Sounds silly, doesn’t it? But this seems to be normal operations in the upper echelons for more than the past 30 or so years. My fellow historian Larry Penner, and other transit historians I am familiar with, plainly see what problems the system faces and what is dearly needed to straighten things out.
The first thing is getting the politicians to cease their constant meddling in areas they know little about. Joe Lhota, it seems, after barely a few months back on the job, packed it in as Metropolitan Transportation Authority chairman to head back to sectors that truly appreciate and embrace his knowledge and dedication to getting the job done. Now they’ve installed a life-long politician as interim chairman, and we all know how well that is going to work. Meanwhile, the new transit president, Byford, is probably watching the clock tick down to his ultimate return to mother England.
Stability is something that is sorely needed. We need to get back to hiring transportation professionals that will dedicate five-plus years of their expertise to really bring things back up to snuff. The last good ones like Kiley and Gunn, along with Reuter and Hoffmann, pulled things back from the brink and started these agencies running on the right track.
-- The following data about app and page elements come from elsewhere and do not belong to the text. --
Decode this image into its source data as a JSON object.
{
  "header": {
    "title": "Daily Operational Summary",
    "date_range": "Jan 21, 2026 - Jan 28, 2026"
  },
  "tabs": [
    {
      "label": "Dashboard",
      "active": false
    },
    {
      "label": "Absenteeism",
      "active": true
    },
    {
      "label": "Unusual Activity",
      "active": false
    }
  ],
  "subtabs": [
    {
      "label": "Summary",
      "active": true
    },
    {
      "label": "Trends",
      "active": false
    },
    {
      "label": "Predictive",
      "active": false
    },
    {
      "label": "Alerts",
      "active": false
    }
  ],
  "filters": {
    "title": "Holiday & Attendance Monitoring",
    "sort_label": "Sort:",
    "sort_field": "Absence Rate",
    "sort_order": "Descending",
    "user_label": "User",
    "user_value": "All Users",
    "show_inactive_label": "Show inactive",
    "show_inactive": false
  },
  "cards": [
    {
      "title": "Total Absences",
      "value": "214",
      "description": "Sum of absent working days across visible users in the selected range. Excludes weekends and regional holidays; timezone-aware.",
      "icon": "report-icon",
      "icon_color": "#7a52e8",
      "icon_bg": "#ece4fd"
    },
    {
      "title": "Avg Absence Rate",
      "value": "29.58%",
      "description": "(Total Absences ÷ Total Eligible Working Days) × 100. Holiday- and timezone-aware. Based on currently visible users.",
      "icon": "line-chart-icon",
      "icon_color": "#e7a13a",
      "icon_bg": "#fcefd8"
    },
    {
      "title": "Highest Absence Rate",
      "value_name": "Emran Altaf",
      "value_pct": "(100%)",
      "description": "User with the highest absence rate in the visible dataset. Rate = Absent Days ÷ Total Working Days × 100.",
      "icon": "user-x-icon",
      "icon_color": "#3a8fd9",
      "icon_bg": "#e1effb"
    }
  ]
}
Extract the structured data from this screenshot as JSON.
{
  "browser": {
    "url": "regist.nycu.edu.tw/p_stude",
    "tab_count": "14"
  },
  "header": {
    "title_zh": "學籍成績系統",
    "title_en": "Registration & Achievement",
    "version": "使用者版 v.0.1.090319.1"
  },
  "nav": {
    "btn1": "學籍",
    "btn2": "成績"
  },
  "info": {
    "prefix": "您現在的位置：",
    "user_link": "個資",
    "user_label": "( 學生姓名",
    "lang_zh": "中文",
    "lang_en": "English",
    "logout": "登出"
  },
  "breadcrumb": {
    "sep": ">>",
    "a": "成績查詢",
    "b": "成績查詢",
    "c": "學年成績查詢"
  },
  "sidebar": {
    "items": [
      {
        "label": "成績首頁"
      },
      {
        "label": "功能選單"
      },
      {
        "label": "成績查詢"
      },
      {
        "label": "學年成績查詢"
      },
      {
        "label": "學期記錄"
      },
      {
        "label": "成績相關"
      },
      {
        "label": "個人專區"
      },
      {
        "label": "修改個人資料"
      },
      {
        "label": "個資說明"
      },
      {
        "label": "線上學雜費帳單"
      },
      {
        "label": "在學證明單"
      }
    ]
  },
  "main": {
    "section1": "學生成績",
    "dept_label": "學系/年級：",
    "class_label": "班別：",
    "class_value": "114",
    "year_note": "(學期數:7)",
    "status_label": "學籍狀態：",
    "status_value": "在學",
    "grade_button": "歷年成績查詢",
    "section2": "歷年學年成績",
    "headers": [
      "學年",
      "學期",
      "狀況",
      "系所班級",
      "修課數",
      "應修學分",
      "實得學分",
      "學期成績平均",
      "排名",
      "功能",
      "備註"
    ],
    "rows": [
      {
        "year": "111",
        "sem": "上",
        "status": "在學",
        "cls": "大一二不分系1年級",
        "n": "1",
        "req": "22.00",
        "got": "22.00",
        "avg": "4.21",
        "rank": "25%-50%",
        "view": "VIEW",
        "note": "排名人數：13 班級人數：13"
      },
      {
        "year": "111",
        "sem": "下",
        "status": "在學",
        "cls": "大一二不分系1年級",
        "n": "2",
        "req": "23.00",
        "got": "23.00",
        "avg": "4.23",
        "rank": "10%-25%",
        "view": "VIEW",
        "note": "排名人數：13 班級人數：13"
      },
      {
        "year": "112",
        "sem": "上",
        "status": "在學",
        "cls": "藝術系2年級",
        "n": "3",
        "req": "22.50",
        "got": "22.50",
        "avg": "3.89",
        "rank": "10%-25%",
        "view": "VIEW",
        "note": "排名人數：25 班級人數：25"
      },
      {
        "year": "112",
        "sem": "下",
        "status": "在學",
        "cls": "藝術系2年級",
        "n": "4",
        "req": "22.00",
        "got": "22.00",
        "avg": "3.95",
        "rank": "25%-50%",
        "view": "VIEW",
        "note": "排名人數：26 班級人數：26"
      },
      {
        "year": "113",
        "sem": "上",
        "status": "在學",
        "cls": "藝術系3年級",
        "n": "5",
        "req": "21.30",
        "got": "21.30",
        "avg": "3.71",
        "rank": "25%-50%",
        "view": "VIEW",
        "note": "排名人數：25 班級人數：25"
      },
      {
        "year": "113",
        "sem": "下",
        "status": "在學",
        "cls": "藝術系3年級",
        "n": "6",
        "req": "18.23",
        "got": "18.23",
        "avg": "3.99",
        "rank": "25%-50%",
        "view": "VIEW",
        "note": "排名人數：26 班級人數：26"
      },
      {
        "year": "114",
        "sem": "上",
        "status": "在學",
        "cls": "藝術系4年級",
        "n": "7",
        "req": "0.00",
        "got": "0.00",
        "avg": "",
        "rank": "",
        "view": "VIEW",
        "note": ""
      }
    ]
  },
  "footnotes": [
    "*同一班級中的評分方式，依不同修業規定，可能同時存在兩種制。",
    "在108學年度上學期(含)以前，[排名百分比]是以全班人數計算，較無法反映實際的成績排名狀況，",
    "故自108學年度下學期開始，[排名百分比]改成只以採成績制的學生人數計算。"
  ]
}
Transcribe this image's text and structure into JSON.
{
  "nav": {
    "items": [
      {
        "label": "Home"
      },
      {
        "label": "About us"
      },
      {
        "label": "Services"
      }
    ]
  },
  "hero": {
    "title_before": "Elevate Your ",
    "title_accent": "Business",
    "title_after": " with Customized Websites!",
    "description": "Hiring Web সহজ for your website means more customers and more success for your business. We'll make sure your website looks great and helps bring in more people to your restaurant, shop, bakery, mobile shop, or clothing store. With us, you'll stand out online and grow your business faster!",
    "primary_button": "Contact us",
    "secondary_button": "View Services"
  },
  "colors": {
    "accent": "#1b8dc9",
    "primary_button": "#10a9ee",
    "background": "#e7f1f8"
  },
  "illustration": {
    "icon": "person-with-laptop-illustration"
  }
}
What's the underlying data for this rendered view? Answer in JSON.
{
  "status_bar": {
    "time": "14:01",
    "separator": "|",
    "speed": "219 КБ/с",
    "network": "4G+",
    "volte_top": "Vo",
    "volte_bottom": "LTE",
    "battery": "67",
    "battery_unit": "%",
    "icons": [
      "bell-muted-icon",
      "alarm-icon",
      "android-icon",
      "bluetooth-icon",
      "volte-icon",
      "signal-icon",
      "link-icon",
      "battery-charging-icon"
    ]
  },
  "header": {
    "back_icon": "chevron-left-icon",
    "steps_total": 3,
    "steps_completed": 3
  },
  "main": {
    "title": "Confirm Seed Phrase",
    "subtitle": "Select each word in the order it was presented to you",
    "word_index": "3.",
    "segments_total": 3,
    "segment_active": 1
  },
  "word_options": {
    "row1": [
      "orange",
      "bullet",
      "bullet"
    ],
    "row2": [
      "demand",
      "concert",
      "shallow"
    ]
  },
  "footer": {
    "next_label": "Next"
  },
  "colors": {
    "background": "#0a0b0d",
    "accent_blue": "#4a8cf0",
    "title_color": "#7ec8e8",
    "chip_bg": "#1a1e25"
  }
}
This can only again be accomplished if the Govern-Mayor and the present presence infesting City Hall take a hands-off approach and let these managers do what they are hired to do — MANAGE!
Robert W. Lobenstein
Cuomo train stunt
To the Editor,
Gov. Cuomo’s overnight tour of the Canarsie L line tunnel was just another in a series of publicity stunts. As usual, he brings no additional funding to pay for the obvious.
Why has it taken the Metropolitan Transportation Authority seven years after superstorm Sandy to begin work on the tunnel (scheduled to start in April 2019)? What guarantee is there that it will be completed within 15 months, by June 2020 (or eight years after the initial damage)?
The MTA has an army of experienced engineers and engineering consultant firms. Why does Cuomo second guess his own management team by bringing in his own transportation experts? Larry Penner